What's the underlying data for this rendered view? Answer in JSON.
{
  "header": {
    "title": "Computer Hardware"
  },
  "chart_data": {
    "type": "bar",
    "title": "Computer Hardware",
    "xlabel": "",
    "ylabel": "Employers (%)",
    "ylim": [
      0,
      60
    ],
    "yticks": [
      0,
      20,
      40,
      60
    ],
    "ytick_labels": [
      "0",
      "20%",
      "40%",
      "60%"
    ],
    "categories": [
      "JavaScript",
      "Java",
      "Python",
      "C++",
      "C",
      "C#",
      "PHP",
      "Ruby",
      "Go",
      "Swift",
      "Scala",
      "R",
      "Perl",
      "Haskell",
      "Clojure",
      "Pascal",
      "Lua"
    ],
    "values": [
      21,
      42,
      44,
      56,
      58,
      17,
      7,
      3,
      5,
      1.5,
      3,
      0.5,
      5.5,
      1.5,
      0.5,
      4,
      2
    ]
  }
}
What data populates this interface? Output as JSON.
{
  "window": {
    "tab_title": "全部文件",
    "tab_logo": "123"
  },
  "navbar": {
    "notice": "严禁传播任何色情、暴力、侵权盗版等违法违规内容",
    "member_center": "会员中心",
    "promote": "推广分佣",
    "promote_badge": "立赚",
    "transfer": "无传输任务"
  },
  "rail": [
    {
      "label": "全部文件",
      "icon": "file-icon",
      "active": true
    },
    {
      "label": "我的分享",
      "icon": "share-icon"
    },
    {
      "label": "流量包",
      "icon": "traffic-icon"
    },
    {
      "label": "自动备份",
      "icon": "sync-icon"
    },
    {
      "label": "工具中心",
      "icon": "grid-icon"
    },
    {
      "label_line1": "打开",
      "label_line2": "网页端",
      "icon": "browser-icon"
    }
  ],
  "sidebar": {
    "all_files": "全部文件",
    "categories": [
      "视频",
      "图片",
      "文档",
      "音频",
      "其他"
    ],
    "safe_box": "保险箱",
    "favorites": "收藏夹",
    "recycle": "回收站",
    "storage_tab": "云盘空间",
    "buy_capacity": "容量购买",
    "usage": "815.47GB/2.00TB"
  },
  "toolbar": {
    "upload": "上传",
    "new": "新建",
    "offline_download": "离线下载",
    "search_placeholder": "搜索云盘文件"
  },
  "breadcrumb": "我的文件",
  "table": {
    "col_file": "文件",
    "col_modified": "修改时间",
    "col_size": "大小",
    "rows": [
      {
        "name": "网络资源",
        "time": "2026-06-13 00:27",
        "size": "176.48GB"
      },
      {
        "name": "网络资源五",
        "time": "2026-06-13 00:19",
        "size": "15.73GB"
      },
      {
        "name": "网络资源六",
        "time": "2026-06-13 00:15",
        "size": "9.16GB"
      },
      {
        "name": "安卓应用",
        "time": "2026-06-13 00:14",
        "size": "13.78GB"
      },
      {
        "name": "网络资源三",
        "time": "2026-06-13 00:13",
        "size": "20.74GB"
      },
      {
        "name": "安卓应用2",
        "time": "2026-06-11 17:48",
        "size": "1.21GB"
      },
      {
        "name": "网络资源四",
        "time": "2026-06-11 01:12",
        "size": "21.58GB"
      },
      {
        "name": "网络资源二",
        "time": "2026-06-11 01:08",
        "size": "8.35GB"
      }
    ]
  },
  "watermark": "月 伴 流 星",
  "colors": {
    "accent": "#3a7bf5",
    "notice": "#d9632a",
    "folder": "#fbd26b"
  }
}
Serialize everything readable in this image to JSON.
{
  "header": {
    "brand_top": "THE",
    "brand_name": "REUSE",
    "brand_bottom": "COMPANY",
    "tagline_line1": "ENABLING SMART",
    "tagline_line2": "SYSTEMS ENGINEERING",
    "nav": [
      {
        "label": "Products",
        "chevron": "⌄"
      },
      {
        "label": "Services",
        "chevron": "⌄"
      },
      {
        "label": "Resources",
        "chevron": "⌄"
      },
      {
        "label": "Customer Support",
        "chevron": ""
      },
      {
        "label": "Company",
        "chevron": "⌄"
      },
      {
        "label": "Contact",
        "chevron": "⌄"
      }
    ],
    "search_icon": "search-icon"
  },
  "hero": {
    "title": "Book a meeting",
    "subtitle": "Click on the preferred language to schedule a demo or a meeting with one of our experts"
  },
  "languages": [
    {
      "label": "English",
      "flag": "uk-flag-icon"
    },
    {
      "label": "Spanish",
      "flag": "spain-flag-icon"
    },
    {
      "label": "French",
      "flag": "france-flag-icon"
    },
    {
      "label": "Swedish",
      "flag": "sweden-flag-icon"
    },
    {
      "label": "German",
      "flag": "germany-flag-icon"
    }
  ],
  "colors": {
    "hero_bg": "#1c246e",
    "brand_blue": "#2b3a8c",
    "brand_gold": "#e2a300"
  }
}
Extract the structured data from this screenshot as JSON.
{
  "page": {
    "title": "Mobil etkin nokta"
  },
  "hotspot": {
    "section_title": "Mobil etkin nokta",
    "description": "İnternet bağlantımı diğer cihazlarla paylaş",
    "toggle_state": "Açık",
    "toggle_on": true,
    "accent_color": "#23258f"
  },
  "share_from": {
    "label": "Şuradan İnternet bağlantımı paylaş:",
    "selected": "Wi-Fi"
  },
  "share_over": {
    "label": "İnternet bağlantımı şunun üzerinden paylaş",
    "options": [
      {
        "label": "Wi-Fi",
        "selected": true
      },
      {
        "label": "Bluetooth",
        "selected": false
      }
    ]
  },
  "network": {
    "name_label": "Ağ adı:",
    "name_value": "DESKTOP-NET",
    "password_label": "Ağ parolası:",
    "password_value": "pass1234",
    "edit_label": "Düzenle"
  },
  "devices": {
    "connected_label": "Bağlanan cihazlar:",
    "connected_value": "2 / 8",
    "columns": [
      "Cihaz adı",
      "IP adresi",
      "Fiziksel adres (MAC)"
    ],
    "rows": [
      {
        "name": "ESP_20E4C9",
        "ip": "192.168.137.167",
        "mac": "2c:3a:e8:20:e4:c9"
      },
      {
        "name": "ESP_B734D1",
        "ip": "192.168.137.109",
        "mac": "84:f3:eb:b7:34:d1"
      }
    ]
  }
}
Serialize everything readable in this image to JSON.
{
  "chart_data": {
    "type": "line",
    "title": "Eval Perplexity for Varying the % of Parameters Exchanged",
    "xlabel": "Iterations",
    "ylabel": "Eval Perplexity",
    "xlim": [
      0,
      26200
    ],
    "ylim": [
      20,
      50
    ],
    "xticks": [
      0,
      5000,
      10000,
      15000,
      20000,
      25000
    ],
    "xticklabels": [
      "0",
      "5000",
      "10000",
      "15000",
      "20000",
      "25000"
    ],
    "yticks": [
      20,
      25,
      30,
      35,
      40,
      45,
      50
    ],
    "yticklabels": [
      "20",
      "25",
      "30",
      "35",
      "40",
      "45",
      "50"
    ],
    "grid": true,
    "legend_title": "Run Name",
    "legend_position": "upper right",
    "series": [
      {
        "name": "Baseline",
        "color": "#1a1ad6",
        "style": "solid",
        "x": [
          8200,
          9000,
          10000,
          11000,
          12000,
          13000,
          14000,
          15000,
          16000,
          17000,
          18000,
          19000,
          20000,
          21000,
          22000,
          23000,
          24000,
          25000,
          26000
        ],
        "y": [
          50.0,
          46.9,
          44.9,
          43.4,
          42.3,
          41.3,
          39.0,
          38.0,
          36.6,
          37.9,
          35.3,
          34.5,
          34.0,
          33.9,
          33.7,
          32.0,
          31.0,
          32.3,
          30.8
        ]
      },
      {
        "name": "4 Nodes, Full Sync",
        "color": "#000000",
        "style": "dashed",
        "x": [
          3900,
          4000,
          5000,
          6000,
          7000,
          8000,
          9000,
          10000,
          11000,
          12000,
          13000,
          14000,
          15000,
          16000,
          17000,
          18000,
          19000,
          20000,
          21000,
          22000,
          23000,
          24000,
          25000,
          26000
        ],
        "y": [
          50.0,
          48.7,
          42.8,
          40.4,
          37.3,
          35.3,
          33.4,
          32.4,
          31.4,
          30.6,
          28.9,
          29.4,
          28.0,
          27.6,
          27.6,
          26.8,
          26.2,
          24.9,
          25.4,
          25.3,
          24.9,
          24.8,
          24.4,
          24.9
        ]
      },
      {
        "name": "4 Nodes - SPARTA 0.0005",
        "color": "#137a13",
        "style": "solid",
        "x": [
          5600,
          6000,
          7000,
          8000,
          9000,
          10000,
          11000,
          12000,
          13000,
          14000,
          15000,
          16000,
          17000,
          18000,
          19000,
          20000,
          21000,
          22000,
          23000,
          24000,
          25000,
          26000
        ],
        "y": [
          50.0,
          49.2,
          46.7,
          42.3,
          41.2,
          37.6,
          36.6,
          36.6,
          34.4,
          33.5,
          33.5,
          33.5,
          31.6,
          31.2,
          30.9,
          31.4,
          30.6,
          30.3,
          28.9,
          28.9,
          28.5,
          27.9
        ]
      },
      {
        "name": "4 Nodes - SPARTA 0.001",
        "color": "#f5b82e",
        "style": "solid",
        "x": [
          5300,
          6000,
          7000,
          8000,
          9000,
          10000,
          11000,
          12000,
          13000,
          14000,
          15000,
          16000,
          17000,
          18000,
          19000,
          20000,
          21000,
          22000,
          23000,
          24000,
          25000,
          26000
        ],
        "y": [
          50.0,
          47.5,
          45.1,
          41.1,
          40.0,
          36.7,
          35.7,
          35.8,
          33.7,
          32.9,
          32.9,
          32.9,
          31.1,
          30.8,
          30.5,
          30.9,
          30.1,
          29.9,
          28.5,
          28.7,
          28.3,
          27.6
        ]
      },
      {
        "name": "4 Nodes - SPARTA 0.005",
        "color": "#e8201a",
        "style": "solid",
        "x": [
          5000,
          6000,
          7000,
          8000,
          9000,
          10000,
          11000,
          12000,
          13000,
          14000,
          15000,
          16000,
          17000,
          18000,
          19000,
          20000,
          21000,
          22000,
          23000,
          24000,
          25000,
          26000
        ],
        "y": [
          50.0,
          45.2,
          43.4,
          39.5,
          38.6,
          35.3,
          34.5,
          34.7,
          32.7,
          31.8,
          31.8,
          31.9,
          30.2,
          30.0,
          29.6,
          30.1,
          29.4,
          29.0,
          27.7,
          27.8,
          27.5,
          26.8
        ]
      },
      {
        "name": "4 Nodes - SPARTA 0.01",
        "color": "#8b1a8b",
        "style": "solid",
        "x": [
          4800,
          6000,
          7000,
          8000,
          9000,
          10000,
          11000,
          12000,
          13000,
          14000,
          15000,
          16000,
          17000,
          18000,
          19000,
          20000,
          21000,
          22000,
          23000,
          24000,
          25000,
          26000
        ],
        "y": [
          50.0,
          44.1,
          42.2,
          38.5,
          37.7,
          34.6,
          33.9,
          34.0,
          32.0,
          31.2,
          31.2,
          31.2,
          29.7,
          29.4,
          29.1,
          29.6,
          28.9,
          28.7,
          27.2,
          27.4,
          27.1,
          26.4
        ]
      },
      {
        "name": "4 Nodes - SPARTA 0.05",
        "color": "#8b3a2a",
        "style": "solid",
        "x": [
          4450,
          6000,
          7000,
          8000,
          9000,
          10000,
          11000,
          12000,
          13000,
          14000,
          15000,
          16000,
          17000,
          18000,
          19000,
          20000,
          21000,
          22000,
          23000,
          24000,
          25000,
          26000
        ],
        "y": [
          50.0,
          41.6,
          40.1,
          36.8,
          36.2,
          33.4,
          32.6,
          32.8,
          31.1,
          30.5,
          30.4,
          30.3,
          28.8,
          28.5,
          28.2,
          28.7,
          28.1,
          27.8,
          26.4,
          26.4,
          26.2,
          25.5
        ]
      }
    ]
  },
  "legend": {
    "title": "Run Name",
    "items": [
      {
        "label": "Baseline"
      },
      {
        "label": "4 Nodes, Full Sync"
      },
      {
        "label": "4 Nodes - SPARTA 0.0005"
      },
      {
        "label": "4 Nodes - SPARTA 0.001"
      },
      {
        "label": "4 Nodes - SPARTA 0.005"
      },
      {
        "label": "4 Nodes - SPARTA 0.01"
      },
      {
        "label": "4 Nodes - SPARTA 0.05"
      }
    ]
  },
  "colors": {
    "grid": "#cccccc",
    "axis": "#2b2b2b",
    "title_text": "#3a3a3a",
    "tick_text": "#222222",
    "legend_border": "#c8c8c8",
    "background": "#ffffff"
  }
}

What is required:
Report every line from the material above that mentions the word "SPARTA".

Exercise answer:
        "name": "4 Nodes - SPARTA 0.0005",
        "name": "4 Nodes - SPARTA 0.001",
        "name": "4 Nodes - SPARTA 0.005",
        "name": "4 Nodes - SPARTA 0.01",
        "name": "4 Nodes - SPARTA 0.05",
        "label": "4 Nodes - SPARTA 0.0005"
        "label": "4 Nodes - SPARTA 0.001"
        "label": "4 Nodes - SPARTA 0.005"
        "label": "4 Nodes - SPARTA 0.01"
        "label": "4 Nodes - SPARTA 0.05"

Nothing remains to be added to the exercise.